This emerges from a new study published in the American Journal of Obstetrics and Gynecology. The vast majority of births occur without harming the future mother. Mild tears in the abdomen are admittedly relatively common, but they usually heal on their own or are sewn up immediately after delivery, with no future damage.
But it also happens that the rectal sphincter (sphincter muscle) is damaged, which affects about one in twenty women in the first delivery. A follow-up of more than 7,000 women who gave birth to two children between 1992 and 1998, in combination with a questionnaire when women were 50-60 years old, shows that women who suffered sphincter injury in connection with the first delivery had a three risk times higher. for a similar injury in the second delivery. In addition, the risk of future intestinal leakage also increases with the number of injuries. The most common was the leakage of liquid stools and gas, in more severe cases also solid stools.

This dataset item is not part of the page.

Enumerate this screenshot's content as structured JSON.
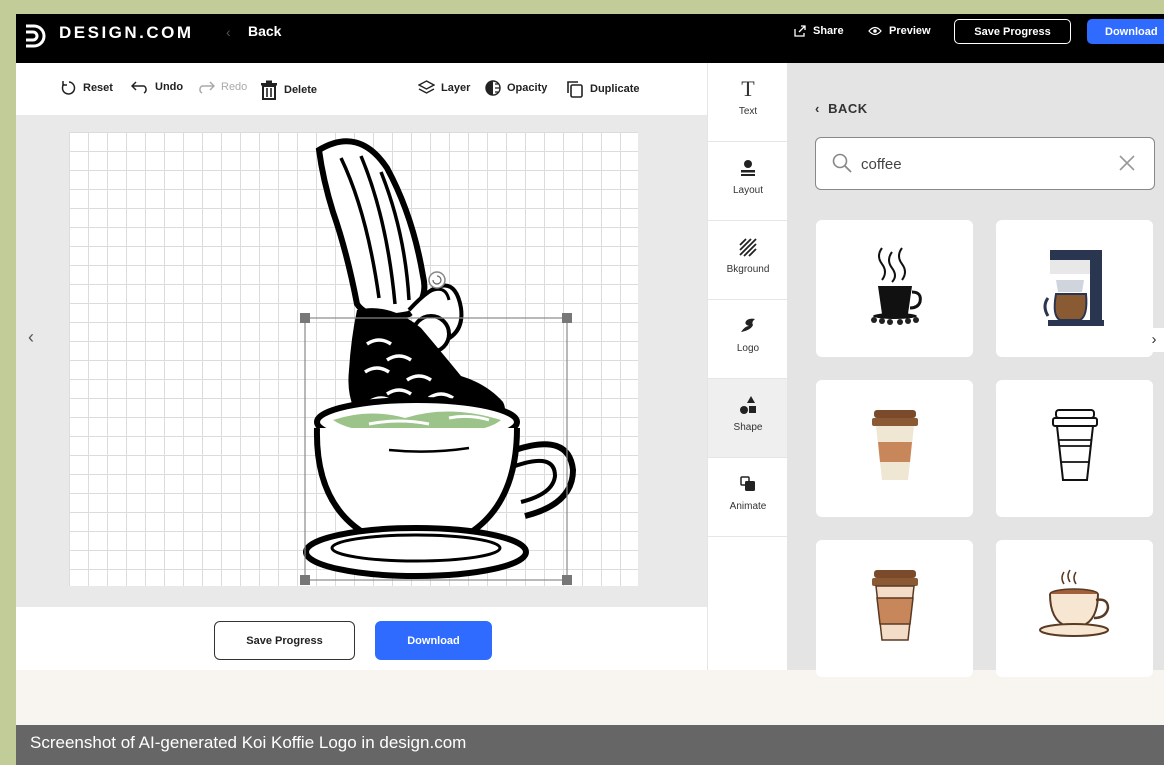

“In this study, we were able to determine how sphincter injuries are related to involuntary intestinal leakage much later in life, something that had already been questioned. This must be taken into account when advising pregnant women at higher risk for the injury ”, says Maria Gyhagen, a researcher in obstetrics and gynecology and also the main person responsible for the study, in a press release.
Read the study here.
Johan Nilsson / TT